> [What the task requires] For each line in the data below that has the word "USDJPY", copy that line.

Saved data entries
•••••

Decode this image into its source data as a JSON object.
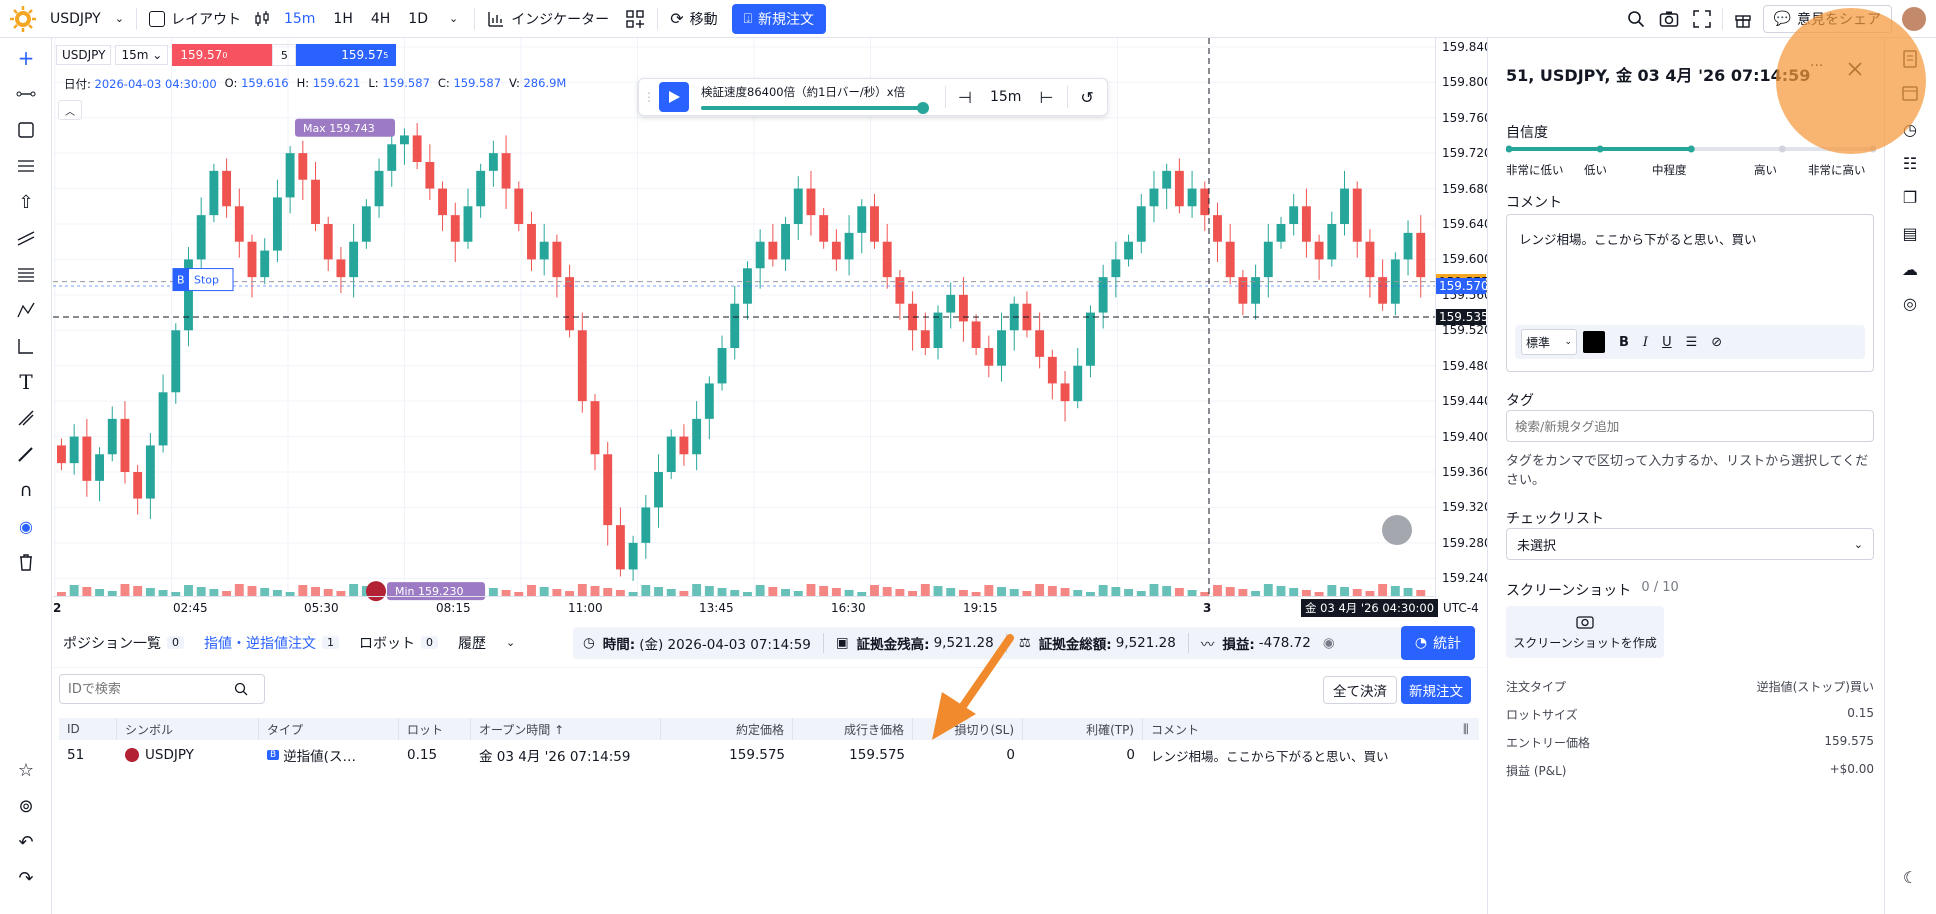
{
  "topbar": {
    "symbol": "USDJPY",
    "layout_label": "レイアウト",
    "timeframes": [
      "15m",
      "1H",
      "4H",
      "1D"
    ],
    "indicators_label": "インジケーター",
    "move_label": "移動",
    "new_order_label": "新規注文",
    "feedback_label": "意見をシェア"
  },
  "legend": {
    "symbol": "USDJPY",
    "interval": "15m",
    "bid": "159.57",
    "bid_sup": "0",
    "spread": "5",
    "ask": "159.57",
    "ask_sup": "5",
    "date_label": "日付:",
    "date": "2026-04-03 04:30:00",
    "o_label": "O:",
    "o": "159.616",
    "h_label": "H:",
    "h": "159.621",
    "l_label": "L:",
    "l": "159.587",
    "c_label": "C:",
    "c": "159.587",
    "v_label": "V:",
    "v": "286.9M"
  },
  "replay": {
    "speed_label": "検証速度86400倍（約1日バー/秒）x倍",
    "interval": "15m",
    "progress": 1.0
  },
  "chart_data": {
    "type": "candlestick",
    "y_ticks": [
      "159.840",
      "159.800",
      "159.760",
      "159.720",
      "159.680",
      "159.640",
      "159.600",
      "159.560",
      "159.520",
      "159.480",
      "159.440",
      "159.400",
      "159.360",
      "159.320",
      "159.280",
      "159.240"
    ],
    "ylim": [
      159.22,
      159.85
    ],
    "x_ticks": [
      "2",
      "02:45",
      "05:30",
      "08:15",
      "11:00",
      "13:45",
      "16:30",
      "19:15",
      "3"
    ],
    "max_label": "Max",
    "max_value": "159.743",
    "min_label": "Min",
    "min_value": "159.230",
    "stop_label": "Stop",
    "stop_side": "B",
    "price_labels": {
      "a": "159.575",
      "b": "159.570",
      "c": "159.535"
    },
    "crosshair_time": "金 03 4月 '26 04:30:00",
    "timezone": "UTC-4",
    "colors": {
      "up": "#26a69a",
      "down": "#ef5350"
    },
    "close_prices": [
      159.37,
      159.4,
      159.35,
      159.38,
      159.42,
      159.36,
      159.33,
      159.39,
      159.45,
      159.52,
      159.6,
      159.65,
      159.7,
      159.66,
      159.62,
      159.58,
      159.61,
      159.67,
      159.72,
      159.69,
      159.64,
      159.6,
      159.58,
      159.62,
      159.66,
      159.7,
      159.73,
      159.74,
      159.71,
      159.68,
      159.65,
      159.62,
      159.66,
      159.7,
      159.72,
      159.68,
      159.64,
      159.6,
      159.62,
      159.58,
      159.52,
      159.44,
      159.38,
      159.3,
      159.25,
      159.28,
      159.32,
      159.36,
      159.4,
      159.38,
      159.42,
      159.46,
      159.5,
      159.55,
      159.59,
      159.62,
      159.6,
      159.64,
      159.68,
      159.65,
      159.62,
      159.6,
      159.63,
      159.66,
      159.62,
      159.58,
      159.55,
      159.52,
      159.5,
      159.54,
      159.56,
      159.53,
      159.5,
      159.48,
      159.52,
      159.55,
      159.52,
      159.49,
      159.46,
      159.44,
      159.48,
      159.54,
      159.58,
      159.6,
      159.62,
      159.66,
      159.68,
      159.7,
      159.66,
      159.68,
      159.65,
      159.62,
      159.58,
      159.55,
      159.58,
      159.62,
      159.64,
      159.66,
      159.62,
      159.6,
      159.64,
      159.68,
      159.62,
      159.58,
      159.55,
      159.6,
      159.63,
      159.58
    ]
  },
  "bottom": {
    "tabs": [
      {
        "label": "ポジション一覧",
        "count": "0"
      },
      {
        "label": "指値・逆指値注文",
        "count": "1"
      },
      {
        "label": "ロボット",
        "count": "0"
      },
      {
        "label": "履歴",
        "count": ""
      }
    ],
    "time_label": "時間:",
    "time_value": "(金) 2026-04-03 07:14:59",
    "balance_label": "証拠金残高:",
    "balance_value": "9,521.28",
    "equity_label": "証拠金総額:",
    "equity_value": "9,521.28",
    "pnl_label": "損益:",
    "pnl_value": "-478.72",
    "stats_label": "統計",
    "search_placeholder": "IDで検索",
    "close_all_label": "全て決済",
    "new_order_label": "新規注文",
    "columns": [
      "ID",
      "シンボル",
      "タイプ",
      "ロット",
      "オープン時間 ↑",
      "約定価格",
      "成行き価格",
      "損切り(SL)",
      "利確(TP)",
      "コメント"
    ],
    "rows": [
      {
        "id": "51",
        "symbol": "USDJPY",
        "type": "逆指値(ス…",
        "lot": "0.15",
        "open_time": "金 03 4月 '26 07:14:59",
        "entry": "159.575",
        "market": "159.575",
        "sl": "0",
        "tp": "0",
        "comment": "レンジ相場。ここから下がると思い、買い"
      }
    ]
  },
  "panel": {
    "title": "51, USDJPY, 金 03 4月 '26 07:14:59",
    "confidence_label": "自信度",
    "confidence_levels": [
      "非常に低い",
      "低い",
      "中程度",
      "高い",
      "非常に高い"
    ],
    "confidence_selected": 2,
    "comment_label": "コメント",
    "comment_text": "レンジ相場。ここから下がると思い、買い",
    "format_label": "標準",
    "tag_label": "タグ",
    "tag_placeholder": "検索/新規タグ追加",
    "tag_hint": "タグをカンマで区切って入力するか、リストから選択してください。",
    "checklist_label": "チェックリスト",
    "checklist_value": "未選択",
    "screenshot_label": "スクリーンショット",
    "screenshot_count": "0 / 10",
    "screenshot_button": "スクリーンショットを作成",
    "details": [
      {
        "k": "注文タイプ",
        "v": "逆指値(ストップ)買い"
      },
      {
        "k": "ロットサイズ",
        "v": "0.15"
      },
      {
        "k": "エントリー価格",
        "v": "159.575"
      },
      {
        "k": "損益 (P&L)",
        "v": "+$0.00"
      }
    ]
  },
  "annotation_colors": {
    "circle": "#f5993c",
    "arrow": "#f08a2c"
  }
}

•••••

> [Solution to the problem]
    "symbol": "USDJPY",
    "symbol": "USDJPY",
        "symbol": "USDJPY",
    "title": "51, USDJPY, 金 03 4月 '26 07:14:59",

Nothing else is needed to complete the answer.